__Task__
Copy the records below without altering a single word.

__Data listing__
::::

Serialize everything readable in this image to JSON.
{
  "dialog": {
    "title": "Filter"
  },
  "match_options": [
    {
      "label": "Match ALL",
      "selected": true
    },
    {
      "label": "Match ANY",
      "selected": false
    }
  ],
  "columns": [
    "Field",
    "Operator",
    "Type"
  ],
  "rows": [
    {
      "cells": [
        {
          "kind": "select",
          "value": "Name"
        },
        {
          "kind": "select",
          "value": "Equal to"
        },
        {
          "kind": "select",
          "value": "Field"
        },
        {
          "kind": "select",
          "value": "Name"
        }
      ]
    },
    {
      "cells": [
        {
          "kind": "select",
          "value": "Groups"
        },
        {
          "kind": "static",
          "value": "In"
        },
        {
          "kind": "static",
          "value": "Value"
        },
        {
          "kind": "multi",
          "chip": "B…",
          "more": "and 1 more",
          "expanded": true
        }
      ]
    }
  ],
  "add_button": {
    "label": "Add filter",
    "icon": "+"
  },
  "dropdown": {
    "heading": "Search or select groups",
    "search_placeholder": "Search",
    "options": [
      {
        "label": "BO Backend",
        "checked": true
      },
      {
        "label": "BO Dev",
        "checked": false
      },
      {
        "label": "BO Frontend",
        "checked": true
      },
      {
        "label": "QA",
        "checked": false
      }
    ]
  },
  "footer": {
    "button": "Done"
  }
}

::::

__Output of the exercise__
Serialize everything readable in this image to JSON.
{
  "dialog": {
    "title": "Filter"
  },
  "match_options": [
    {
      "label": "Match ALL",
      "selected": true
    },
    {
      "label": "Match ANY",
      "selected": false
    }
  ],
  "columns": [
    "Field",
    "Operator",
    "Type"
  ],
  "rows": [
    {
      "cells": [
        {
          "kind": "select",
          "value": "Name"
        },
        {
          "kind": "select",
          "value": "Equal to"
        },
        {
          "kind": "select",
          "value": "Field"
        },
        {
          "kind": "select",
          "value": "Name"
        }
      ]
    },
    {
      "cells": [
        {
          "kind": "select",
          "value": "Groups"
        },
        {
          "kind": "static",
          "value": "In"
        },
        {
          "kind": "static",
          "value": "Value"
        },
        {
          "kind": "multi",
          "chip": "B…",
          "more": "and 1 more",
          "expanded": true
        }
      ]
    }
  ],
  "add_button": {
    "label": "Add filter",
    "icon": "+"
  },
  "dropdown": {
    "heading": "Search or select groups",
    "search_placeholder": "Search",
    "options": [
      {
        "label": "BO Backend",
        "checked": true
      },
      {
        "label": "BO Dev",
        "checked": false
      },
      {
        "label": "BO Frontend",
        "checked": true
      },
      {
        "label": "QA",
        "checked": false
      }
    ]
  },
  "footer": {
    "button": "Done"
  }
}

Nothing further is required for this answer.